- TASK STATEMENT -
Read through the records below and copy each line that uses the word "JSON".

- DATA TO EXAMINE -
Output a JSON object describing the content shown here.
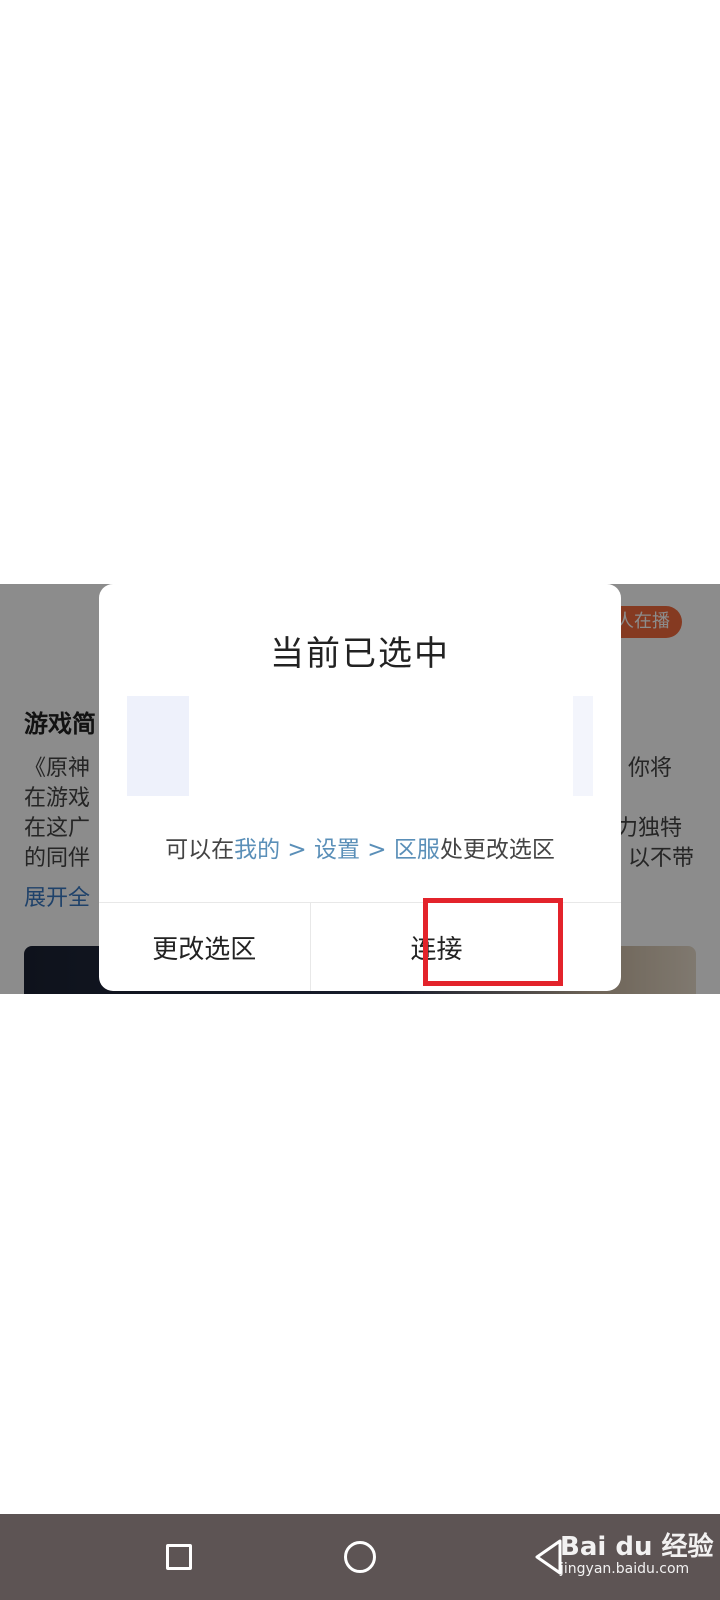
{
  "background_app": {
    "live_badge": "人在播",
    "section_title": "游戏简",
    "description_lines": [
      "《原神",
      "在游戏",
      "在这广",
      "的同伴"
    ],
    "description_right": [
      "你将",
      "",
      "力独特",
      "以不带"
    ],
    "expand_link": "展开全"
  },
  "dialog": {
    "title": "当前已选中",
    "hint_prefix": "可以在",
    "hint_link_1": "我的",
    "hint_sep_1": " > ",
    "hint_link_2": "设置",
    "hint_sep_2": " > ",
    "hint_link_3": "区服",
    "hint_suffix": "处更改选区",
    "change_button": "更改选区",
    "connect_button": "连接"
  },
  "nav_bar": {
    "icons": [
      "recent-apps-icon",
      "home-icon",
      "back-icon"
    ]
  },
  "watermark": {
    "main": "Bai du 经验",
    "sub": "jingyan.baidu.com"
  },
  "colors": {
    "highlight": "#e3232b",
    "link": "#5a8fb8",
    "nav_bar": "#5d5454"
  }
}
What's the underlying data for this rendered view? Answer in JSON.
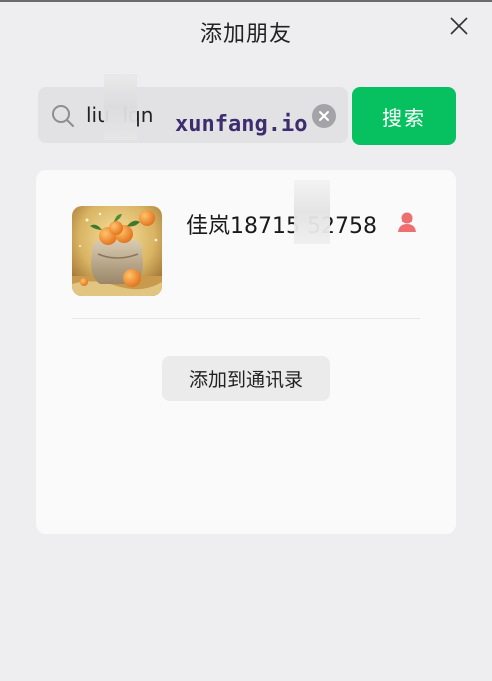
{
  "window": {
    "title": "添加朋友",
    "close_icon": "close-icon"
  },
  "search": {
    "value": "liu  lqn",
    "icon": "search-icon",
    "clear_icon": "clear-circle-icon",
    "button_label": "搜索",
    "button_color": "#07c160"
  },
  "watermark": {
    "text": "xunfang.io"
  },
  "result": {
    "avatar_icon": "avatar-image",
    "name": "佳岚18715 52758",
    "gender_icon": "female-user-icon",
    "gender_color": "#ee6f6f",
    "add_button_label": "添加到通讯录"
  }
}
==
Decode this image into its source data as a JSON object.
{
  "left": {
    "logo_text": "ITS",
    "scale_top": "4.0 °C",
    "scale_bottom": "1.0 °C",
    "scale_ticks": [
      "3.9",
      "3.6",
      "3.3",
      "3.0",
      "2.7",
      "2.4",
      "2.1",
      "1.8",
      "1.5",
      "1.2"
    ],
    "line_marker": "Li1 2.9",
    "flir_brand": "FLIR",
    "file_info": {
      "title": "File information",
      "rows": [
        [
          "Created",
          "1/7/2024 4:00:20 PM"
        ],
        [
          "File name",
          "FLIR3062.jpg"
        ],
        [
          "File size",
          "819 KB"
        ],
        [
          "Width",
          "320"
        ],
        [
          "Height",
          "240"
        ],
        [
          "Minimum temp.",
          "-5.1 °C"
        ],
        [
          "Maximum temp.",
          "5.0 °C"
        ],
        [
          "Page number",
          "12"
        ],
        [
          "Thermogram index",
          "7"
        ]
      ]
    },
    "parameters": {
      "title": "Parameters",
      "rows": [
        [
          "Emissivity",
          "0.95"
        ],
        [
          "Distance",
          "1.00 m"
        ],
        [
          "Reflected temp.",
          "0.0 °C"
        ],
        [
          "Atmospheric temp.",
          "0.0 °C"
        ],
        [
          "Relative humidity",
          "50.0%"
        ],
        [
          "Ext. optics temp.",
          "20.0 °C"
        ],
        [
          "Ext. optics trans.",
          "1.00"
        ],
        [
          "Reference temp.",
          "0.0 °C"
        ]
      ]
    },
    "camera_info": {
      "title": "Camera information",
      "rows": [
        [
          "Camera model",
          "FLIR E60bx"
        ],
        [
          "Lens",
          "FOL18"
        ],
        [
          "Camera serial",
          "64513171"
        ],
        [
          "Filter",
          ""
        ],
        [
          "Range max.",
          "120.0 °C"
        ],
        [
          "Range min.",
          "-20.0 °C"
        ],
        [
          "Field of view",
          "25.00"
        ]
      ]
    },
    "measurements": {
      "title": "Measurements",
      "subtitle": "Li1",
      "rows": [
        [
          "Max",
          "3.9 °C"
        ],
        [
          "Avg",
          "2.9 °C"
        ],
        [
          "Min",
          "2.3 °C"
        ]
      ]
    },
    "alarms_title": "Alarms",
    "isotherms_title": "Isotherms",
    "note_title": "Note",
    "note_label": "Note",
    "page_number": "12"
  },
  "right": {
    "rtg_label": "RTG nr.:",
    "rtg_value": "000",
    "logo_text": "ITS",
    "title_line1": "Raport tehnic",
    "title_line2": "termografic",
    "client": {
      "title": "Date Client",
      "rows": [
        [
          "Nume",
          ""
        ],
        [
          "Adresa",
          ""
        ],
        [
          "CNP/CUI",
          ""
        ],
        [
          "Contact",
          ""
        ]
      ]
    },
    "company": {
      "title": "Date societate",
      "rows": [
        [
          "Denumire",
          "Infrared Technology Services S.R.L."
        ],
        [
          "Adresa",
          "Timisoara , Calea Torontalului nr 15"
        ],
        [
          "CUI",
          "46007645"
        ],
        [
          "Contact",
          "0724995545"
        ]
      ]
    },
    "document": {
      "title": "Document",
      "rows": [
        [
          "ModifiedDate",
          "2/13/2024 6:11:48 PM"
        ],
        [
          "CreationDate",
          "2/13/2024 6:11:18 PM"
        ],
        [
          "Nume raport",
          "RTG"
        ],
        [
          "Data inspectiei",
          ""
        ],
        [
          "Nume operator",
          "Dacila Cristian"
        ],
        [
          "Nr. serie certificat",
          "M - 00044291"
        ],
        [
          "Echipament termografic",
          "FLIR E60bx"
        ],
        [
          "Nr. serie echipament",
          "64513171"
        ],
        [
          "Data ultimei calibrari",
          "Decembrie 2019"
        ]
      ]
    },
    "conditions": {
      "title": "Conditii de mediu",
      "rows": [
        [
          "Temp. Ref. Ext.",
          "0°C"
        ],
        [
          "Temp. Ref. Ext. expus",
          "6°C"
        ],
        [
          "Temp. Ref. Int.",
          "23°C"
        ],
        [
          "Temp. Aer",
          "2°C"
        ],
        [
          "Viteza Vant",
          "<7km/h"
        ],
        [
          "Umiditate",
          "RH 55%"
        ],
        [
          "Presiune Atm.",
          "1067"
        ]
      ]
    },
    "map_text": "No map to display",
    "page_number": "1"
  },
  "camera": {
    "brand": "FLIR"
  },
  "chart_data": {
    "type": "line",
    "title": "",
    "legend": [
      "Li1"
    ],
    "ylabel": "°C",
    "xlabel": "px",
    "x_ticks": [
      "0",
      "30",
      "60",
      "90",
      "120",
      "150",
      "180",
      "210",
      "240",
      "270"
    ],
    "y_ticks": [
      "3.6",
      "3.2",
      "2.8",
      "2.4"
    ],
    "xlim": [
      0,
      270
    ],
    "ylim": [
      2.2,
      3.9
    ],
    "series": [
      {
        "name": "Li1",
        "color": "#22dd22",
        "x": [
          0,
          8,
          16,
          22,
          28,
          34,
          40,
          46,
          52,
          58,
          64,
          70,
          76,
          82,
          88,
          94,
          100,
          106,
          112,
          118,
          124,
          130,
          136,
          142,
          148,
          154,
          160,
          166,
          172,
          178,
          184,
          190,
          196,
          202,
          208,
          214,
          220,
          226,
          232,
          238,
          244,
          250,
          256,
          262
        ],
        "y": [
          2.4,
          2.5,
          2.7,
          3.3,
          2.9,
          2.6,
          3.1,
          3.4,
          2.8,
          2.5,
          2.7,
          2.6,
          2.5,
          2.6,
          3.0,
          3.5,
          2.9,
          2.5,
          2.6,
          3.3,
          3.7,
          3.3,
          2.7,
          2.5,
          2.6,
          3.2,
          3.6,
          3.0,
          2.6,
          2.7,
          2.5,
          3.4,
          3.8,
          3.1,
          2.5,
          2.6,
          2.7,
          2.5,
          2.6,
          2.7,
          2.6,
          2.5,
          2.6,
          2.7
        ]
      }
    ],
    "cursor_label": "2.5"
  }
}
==
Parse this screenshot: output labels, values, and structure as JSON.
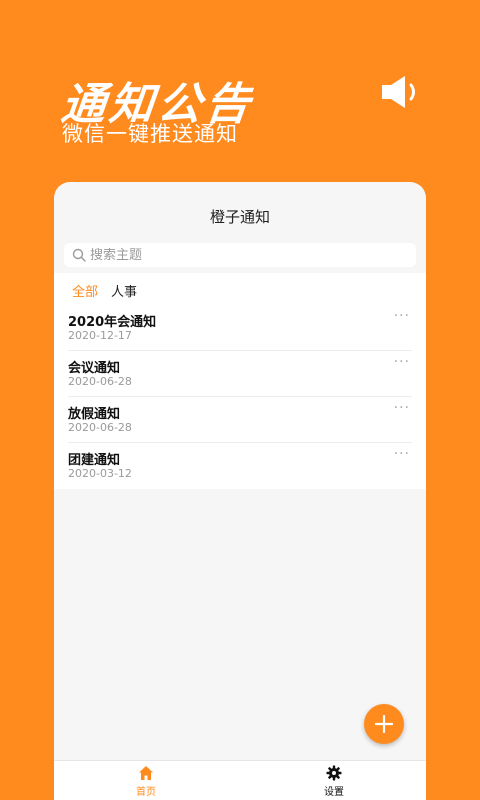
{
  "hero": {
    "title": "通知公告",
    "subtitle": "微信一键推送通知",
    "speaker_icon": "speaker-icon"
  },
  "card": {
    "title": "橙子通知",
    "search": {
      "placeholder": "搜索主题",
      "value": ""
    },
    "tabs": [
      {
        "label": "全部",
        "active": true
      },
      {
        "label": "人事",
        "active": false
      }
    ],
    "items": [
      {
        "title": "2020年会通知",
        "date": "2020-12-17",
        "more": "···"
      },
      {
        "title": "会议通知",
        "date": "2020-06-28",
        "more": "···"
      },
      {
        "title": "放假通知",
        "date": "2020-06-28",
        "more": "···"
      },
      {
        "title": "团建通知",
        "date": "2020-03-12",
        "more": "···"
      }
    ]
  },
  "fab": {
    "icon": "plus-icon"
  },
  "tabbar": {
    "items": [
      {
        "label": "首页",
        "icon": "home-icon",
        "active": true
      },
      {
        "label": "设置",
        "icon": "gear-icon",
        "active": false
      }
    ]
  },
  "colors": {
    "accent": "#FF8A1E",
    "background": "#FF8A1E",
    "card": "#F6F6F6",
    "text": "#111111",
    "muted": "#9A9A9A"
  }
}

- RESPONSE AREA -
Output a JSON object describing the content shown here.
What's the underlying data for this rendered view? Answer in JSON.
Decode this image into its source data as a JSON object.
Parse this screenshot: output labels, values, and structure as JSON.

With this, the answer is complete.